Persona are also categorized into Arcana. The strength of your S. Links comes into play during Persona fusion. For example, let’s say you’re fusing 2 into a Persona of the Lovers Arcana. If your Lovers S. Link is strong, that new Persona will receive a hefty amount of extra EXP, but if that S. Link has not been built when you fused that Persona, it will receive no extra EXP.
“P3’s Company’ has a lot of replay value. Once you beat it, you have the ability to start a New Game+ (NG+), which carries your level, stats, money and inventory over to a new game. You can also do a NG+ with the other protagonist, ie: Say you beat the game with Minato, you can do your NG+ with Hamuko instead, and vice-versa.
All of P3 and FES’s voice cast returns in P3P with 2 new additions: Laura Bailey to voice Hamuko, and an unconfirmed voice actor as Theodore, P3P’s exclusive male attendant in the Velvet Room (I can’t find any solid proof that confirms or dismisses it is who we think it is).
To be honest, the battle system as well as the voice cast are 2 of the things that have kept me so engrossed in the P3 games. Atlus knows what’s good.
There are number of small things added to P3P, including generally not-loved stuff like needing to pay to be healed and needing items to do what were originally dual-Persona attacks (The former doesn’t bother me, because that’s how it is in other SMT games). However, there are a few Easter Eggs, like a cameo from a mysterious man named Vincent, who is one of the main characters of the upcoming Xbox 360 and PS3 game, Catherine.

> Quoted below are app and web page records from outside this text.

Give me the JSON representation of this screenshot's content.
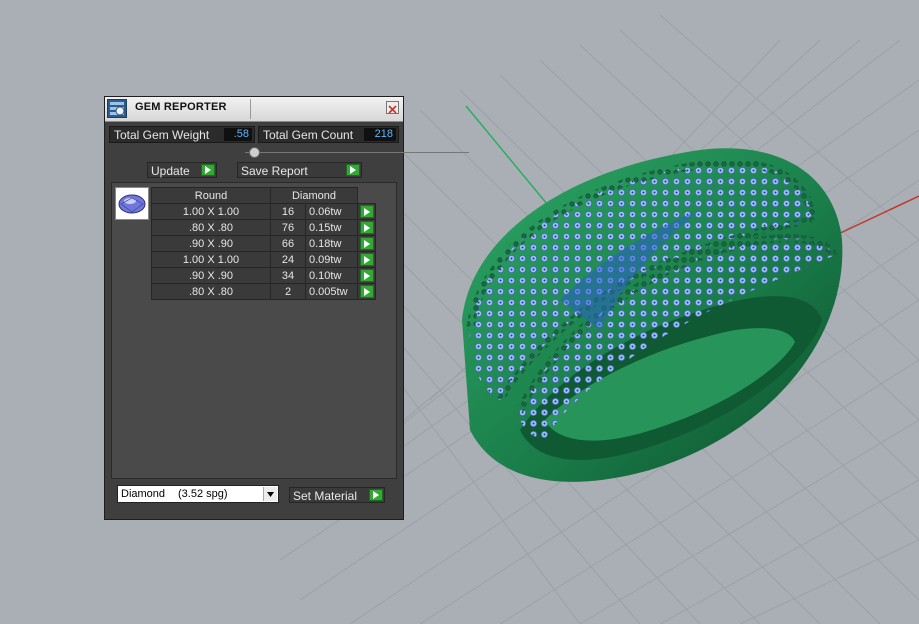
{
  "panel": {
    "title": "GEM REPORTER",
    "total_weight_label": "Total Gem Weight",
    "total_weight_value": ".58",
    "total_count_label": "Total Gem Count",
    "total_count_value": "218",
    "update_label": "Update",
    "save_report_label": "Save Report",
    "table": {
      "shape_header": "Round",
      "material_header": "Diamond",
      "rows": [
        {
          "size": "1.00 X 1.00",
          "count": "16",
          "weight": "0.06tw"
        },
        {
          "size": ".80 X .80",
          "count": "76",
          "weight": "0.15tw"
        },
        {
          "size": ".90 X .90",
          "count": "66",
          "weight": "0.18tw"
        },
        {
          "size": "1.00 X 1.00",
          "count": "24",
          "weight": "0.09tw"
        },
        {
          "size": ".90 X .90",
          "count": "34",
          "weight": "0.10tw"
        },
        {
          "size": ".80 X .80",
          "count": "2",
          "weight": "0.005tw"
        }
      ]
    },
    "material_select": {
      "value": "Diamond",
      "spg": "(3.52 spg)"
    },
    "set_material_label": "Set Material"
  },
  "icons": {
    "app": "gem-reporter-icon",
    "close": "close-icon",
    "go": "green-arrow-icon",
    "gem": "round-gem-icon",
    "dropdown": "chevron-down-icon"
  },
  "colors": {
    "viewport_bg": "#a9afb4",
    "panel_bg": "#3f3f3f",
    "value_text": "#5fb4ff",
    "go_button": "#34a834",
    "ring_metal": "#1f8a52",
    "gem_blue": "#8fb7f0",
    "axis_x": "#c0392b",
    "axis_y": "#27ae60"
  }
}
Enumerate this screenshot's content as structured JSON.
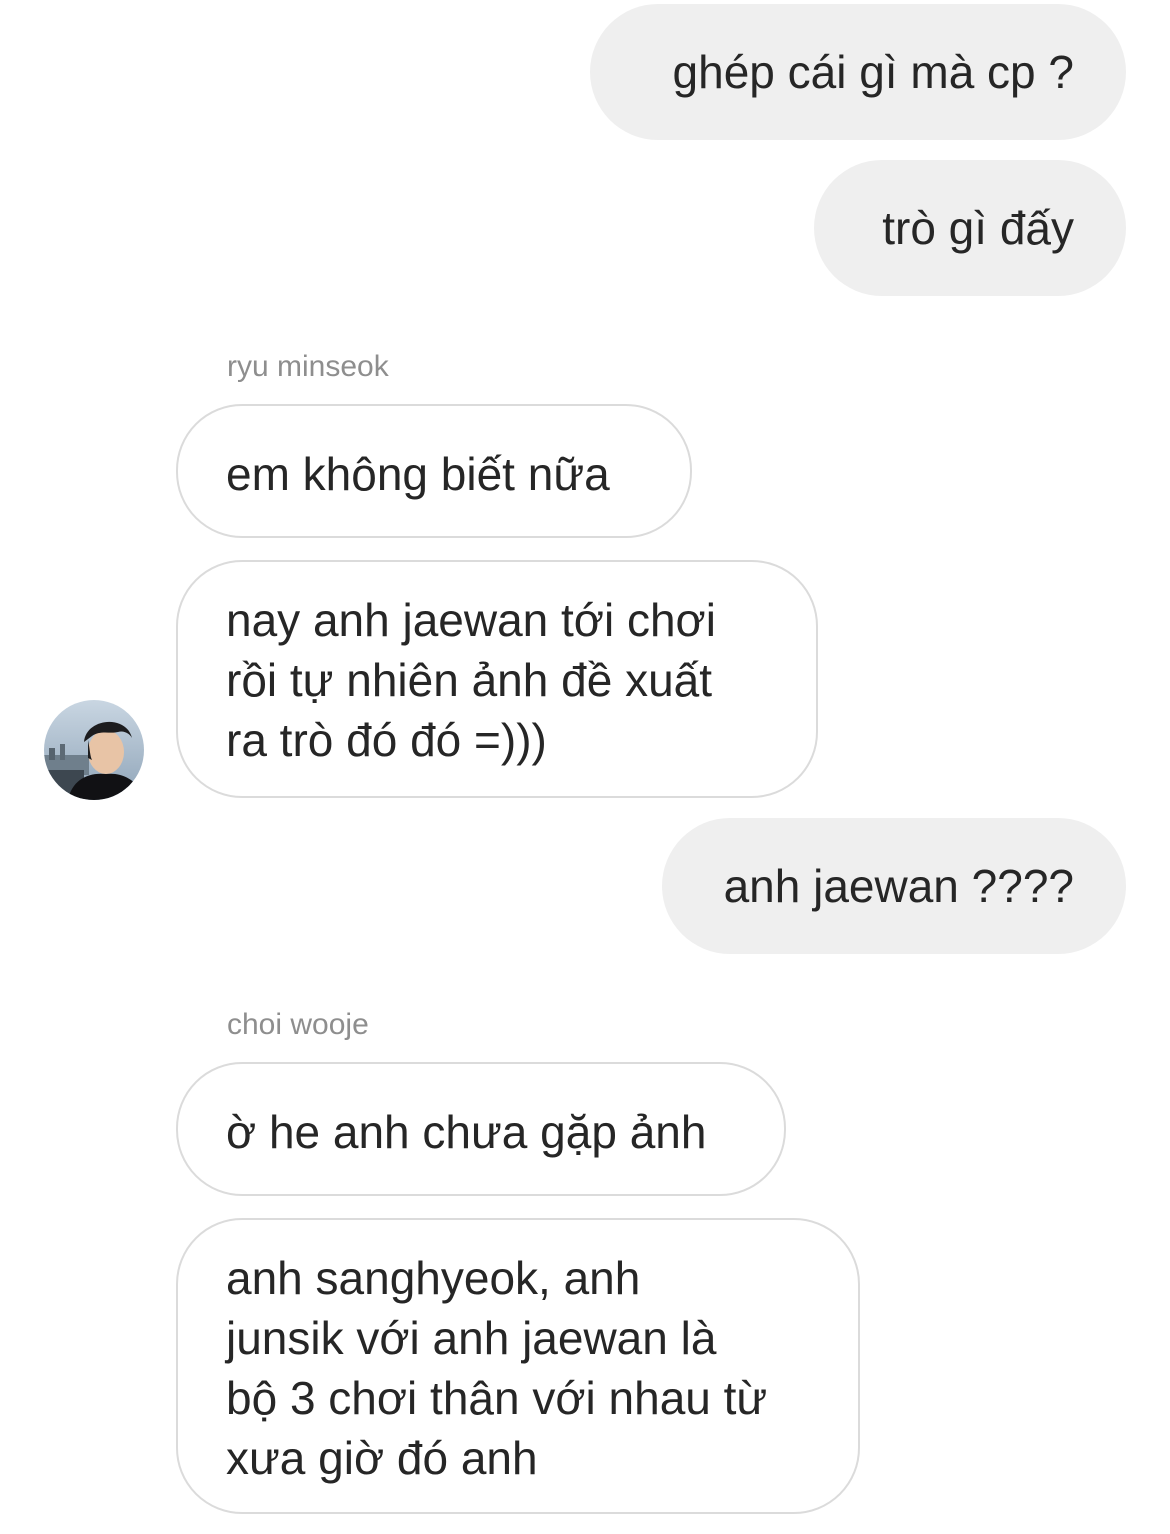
{
  "messages": [
    {
      "from": "me",
      "lines": [
        "ghép cái gì mà cp ?"
      ]
    },
    {
      "from": "me",
      "lines": [
        "trò gì đấy"
      ]
    },
    {
      "sender_label": "ryu minseok"
    },
    {
      "from": "other",
      "lines": [
        "em không biết nữa"
      ]
    },
    {
      "from": "other",
      "lines": [
        "nay anh jaewan tới chơi",
        "rồi tự nhiên ảnh đề xuất",
        "ra trò đó đó =)))"
      ]
    },
    {
      "from": "me",
      "lines": [
        "anh jaewan ????"
      ]
    },
    {
      "sender_label": "choi wooje"
    },
    {
      "from": "other",
      "lines": [
        "ờ he anh chưa gặp ảnh"
      ]
    },
    {
      "from": "other",
      "lines": [
        "anh sanghyeok, anh",
        "junsik với anh jaewan là",
        "bộ 3 chơi thân với nhau từ",
        "xưa giờ đó anh"
      ]
    }
  ],
  "colors": {
    "outgoing_bubble": "#efefef",
    "incoming_border": "#dbdbdb",
    "sender_label": "#8e8e8e",
    "text": "#262626"
  }
}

The music was composed by series veteran, Meguro Shoji, with Fujita Mayumi coming on for the soundtrack for Hamuko’s version, along with the returning Lotus Juice. Most, if not all of the original P3 soundtrack is present in Minato’s side. Along with its PS2 versions’, P3P’s soundtrack is pretty varied between rock, pop and hip-hop. Kawamura Yumi and Lotus Juice do a great job on their tracks, as does Fujita Mayumi. P3P‘s theme song, Soul Phrase (above) is performed by Kita Shuuhei, who performed Breakin’ through, the first opening theme of Persona: Trinity Soul.
“P3’s Company” is one instance where character designs were done by someone other than Kaneko Kazuma. In the case of the Persona 3 and Persona 4 games, they were done by Soejima Shigenori. While not quite as good as Kaneko’s, Soejima does a great job.
P3P is a game that once you get into it, it will not let you go. On just P3P, I’ve put in about 70 hours, and I’ve played it til my PSPgo’s battery died on a number of occasions. This is even with my 120+ hours on P3 and FES as well. Even if you’ve played P3 and/or FES and know the story, I still recommend you play P3P, if just for Hamuko’s version.
Rating: **** 1/2 (4.5 Stars)
Shin Megami Tensei: Persona 3 Portable was developed by Atlus, and published by Atlus USA. It was released on 2010.07.05 as both a physical retail version on UMD disc, as well as a digital download on the PlayStation Network. As of this writing, both retail for $39.99 USD new, and are rated M for mature.